The Daily Yonder notes that three Super Tuesday states—Minnesota, Colorado, and Oklahoma—have sizable American Indian populations that could affect the electoral outcomes. The article notes that, if we could just get past the identity politics and focus on real policies, we’d see that Oklahoma native, now Massachusetts Senator Elizabeth Warren, appears to pay the most attention to tribal issues:
Citizens of the three Cherokee Nations wrote a letter to Senator Warren asking her to renounce her claims of Cherokee and Delaware heritage. Despite this battle over identity politics, Warren has rolled out the most comprehensive tribal platform of all the presidential candidates and has done so with the endorsement of Representative Deb Haaland (Laguna Pueblo) of New Mexico. Haaland is one of the two Native American women serving in the U.S. House of Representatives.
Warren’s plan digs into Indian Country’s most technical policy problems, such as fractionated land holdings, financing hurdles for tribal governments and criminal prosecution of non-native criminals on tribal lands. Warren has drafted the most supportive tribal policy platform in presidential campaign history, but it may not translate into Native votes in Oklahoma because of the complex issues surrounding her heritage [Maria Givens, “Analysis: Three Super Tuesday States to Watch for the Native Vote,” The Daily Yonder, 2020.03.02].

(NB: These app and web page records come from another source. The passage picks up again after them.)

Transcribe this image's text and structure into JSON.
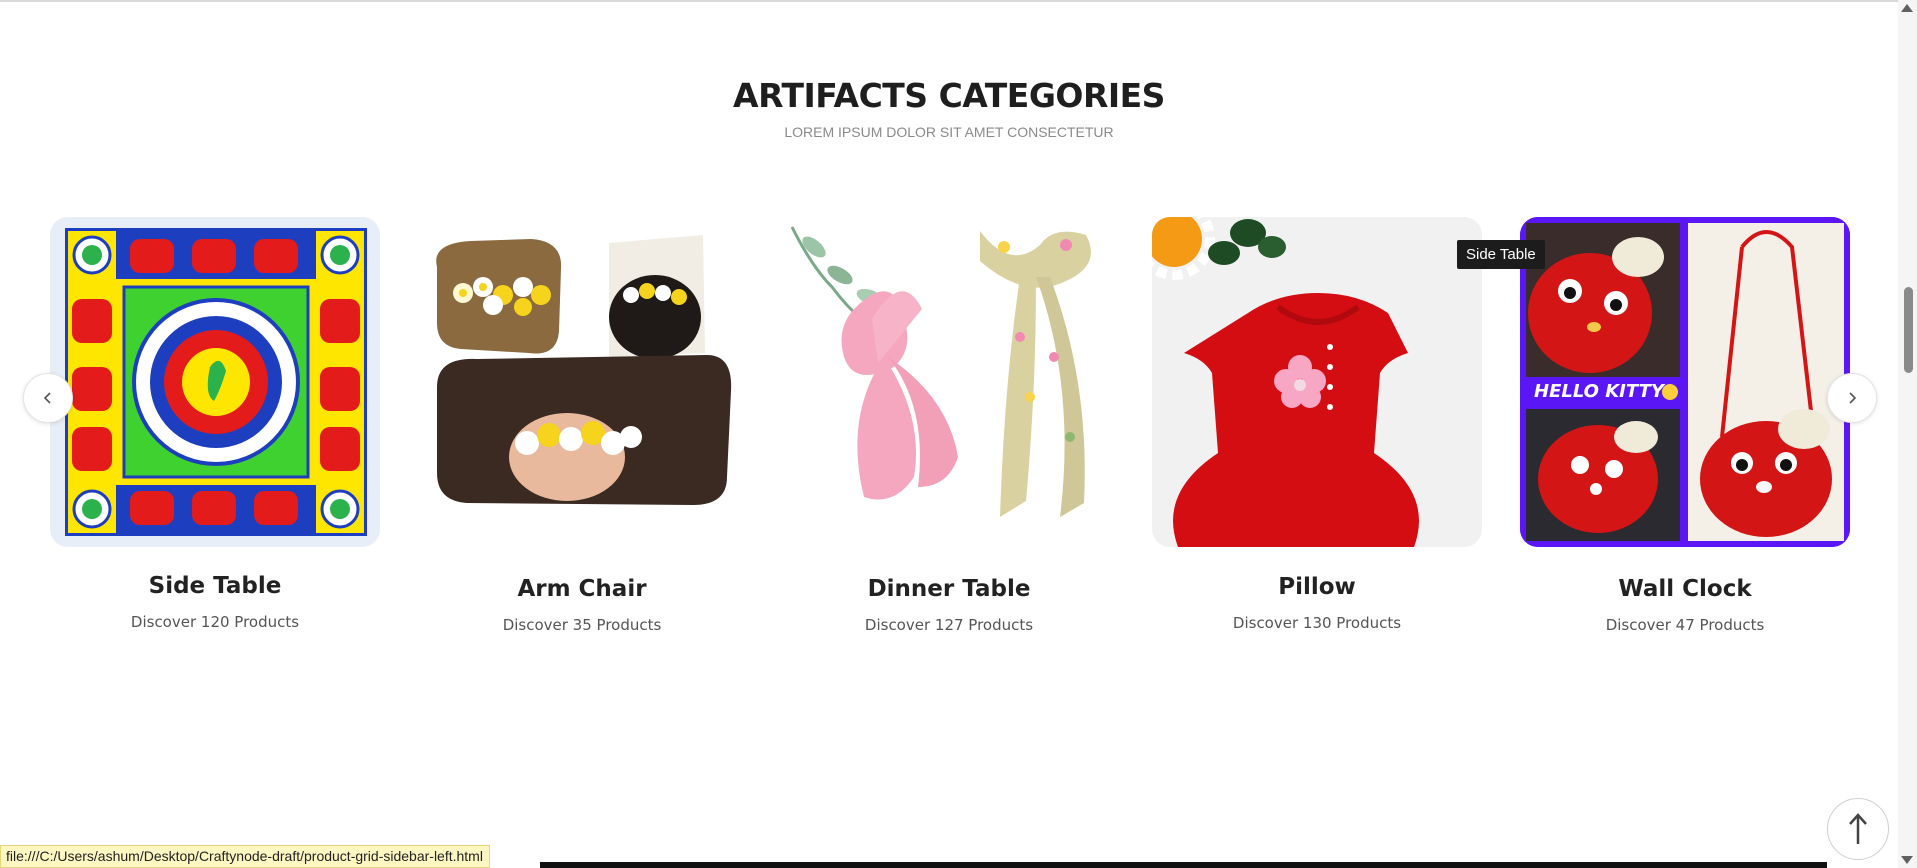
{
  "section": {
    "title": "ARTIFACTS CATEGORIES",
    "subtitle": "LOREM IPSUM DOLOR SIT AMET CONSECTETUR"
  },
  "categories": [
    {
      "name": "Side Table",
      "count": "Discover 120 Products",
      "image": "madhubani-elephant-painting"
    },
    {
      "name": "Arm Chair",
      "count": "Discover 35 Products",
      "image": "crochet-flower-hair-clip"
    },
    {
      "name": "Dinner Table",
      "count": "Discover 127 Products",
      "image": "fabric-hair-bows"
    },
    {
      "name": "Pillow",
      "count": "Discover 130 Products",
      "image": "red-crochet-baby-dress"
    },
    {
      "name": "Wall Clock",
      "count": "Discover 47 Products",
      "image": "hello-kitty-crochet-bag",
      "image_text": "HELLO KITTY"
    }
  ],
  "tooltip": "Side Table",
  "nav": {
    "prev_icon": "chevron-left-icon",
    "next_icon": "chevron-right-icon"
  },
  "back_to_top_icon": "arrow-up-icon",
  "status_url": "file:///C:/Users/ashum/Desktop/Craftynode-draft/product-grid-sidebar-left.html",
  "colors": {
    "accent_purple": "#5b16f5",
    "crochet_red": "#d4141a",
    "status_bg": "#fff7c2"
  }
}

It’s a lot easier to whip up a tweet about DNA tests and name-calling than it is to dissect the complicated issues of Native sovereignty, land ownership, and government finance. But voters, Indian or otherwise, who are willing to focus on policy will find Senator Warren gives them the most to talk about.